twentieth century, such as Woolf, Dorothy Richardson, Katherine 
Mansfield, Jean Rhys and others, who were entering and changing the literary conversation as never before. Female modernists shared much of the excitement, anxiety, and audacious experimentation of their male counterparts. But they also faced hostility and marginalization. We will explore a range of issues including sexuality, the politics of publication, and the search for narrative voice. Course work will include oral reports, an annotated bibliography, and two papers.



Human Freedoms and the Constitution 
Advanced Undergraduate Course 
Cross-listed: 50:790:442:01
TuTh 11:00 – 12:20PM 
Professor Alan Tarr

Focuses on the civil-liberties jurisprudence of the U.S. Supreme Court, focusing on such issues as  freedom of speech and of the press, religious liberty, the rights of defendants, equality rights, and the right to privacy.  Tests and a paper requirement. 

American Presidency 
Advanced Undergraduate Course 
Cross-listed: 50:790:407:40
W 6:00 – 8:40 PM 
Professor Kim Shinebaum
The constitutional basis and development of the American presidency. The potentialities of presidential government, patterns of presidential politics, and the power, strengths, weaknesses, and limitations of presidential authority.
Modern Political Theory
Advanced Undergraduate Course 
Cross-listed: 50:790:372:01
TuTh 9:30 – 10:50 AM 
Professor Alan Tarr

Focuses on the political philosophies of John Locke, John Stuart Mill, Jean Jacques Rousseau, Edmund Burke, Karl Marx, and Friedrich Nietzsche.  Requirements:  series of short papers on the authors.



Is America At Risk? 
Advanced Undergraduate Course 
Cross-listed: 50:790:495:01
Tu 1:20 – 4:10 PM 
Professor Kim Shinebaum
The 21st. century presents America with a range of challenges, previously unforeseen or underestimated. Unlike the threat environment of the 20th. century, when Communism or Fascism could be identified as the most important risk factors, challenges today come from multiple sources presenting policy makers with a far more complex foreign policy environment than the nation has faced at any time in its history. 

Moreover, unprecedented demands within the international community for broad global institutional change, together with the emergence of new economic rivals such as China, as well as the ideological challenge of militant Islam among other risks, suggests that America’s thus far unchallenged post -war leadership may erode in years to come. This course will not only identify the risks but also discuss how America can best adjust to its changing place in the world .
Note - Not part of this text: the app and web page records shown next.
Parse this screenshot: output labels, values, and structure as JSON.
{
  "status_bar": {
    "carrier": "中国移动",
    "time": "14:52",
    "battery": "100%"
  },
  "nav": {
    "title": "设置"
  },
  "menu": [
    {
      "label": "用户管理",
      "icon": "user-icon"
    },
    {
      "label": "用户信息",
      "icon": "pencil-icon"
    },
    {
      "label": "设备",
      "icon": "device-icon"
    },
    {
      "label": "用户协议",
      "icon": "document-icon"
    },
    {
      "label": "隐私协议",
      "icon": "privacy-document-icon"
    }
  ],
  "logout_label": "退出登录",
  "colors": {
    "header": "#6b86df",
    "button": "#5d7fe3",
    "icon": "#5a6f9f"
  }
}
Philosophical and Religious Perspectives on Childhood
Cross-listed: 56:163:520:01
MW 4:20 – 5:40 PM 
Professor John Wall
This course explores the meaning and significance of childhood in society from a variety of philosophical and religious perspectives. The first half of the course critically examines some of the most influential writings on childhood in history from antiquity to modernity. We ask how these classic texts respond to such questions as the nature of childhood, the aims of child rearing, and responsibilities to and of children. The second half investigates some of the central philosophical and religious issues concerning childhood today. It examines such issues as the changing purposes of families, children’s relations to culture, and children’s rights and political participation.
Journies to Heaven, Hell and Other Worlds 
Cross-listed: 56:606:642:W1; 56:606:642:A1 
By Arrangment 
Professor Kenneth banner
Most religions and cultures around the world have stories of ascending  to heaven, descending to hell or traveling to another reality.  They  usually take the form of dreams, visions, near-death experiences or  even claims of physical ascent.  This course will examine accounts  from both the ancient past and the modern world.  It will explore how  scholars study such narratives and what they can teach us about  religious experience and religion itself.



Professor Stuart Charme

Independent study of a special interest to the student, under supervision of an advisor chosen in consultation with the program director.

Professor Stuart Charme




Professor Stuart Charme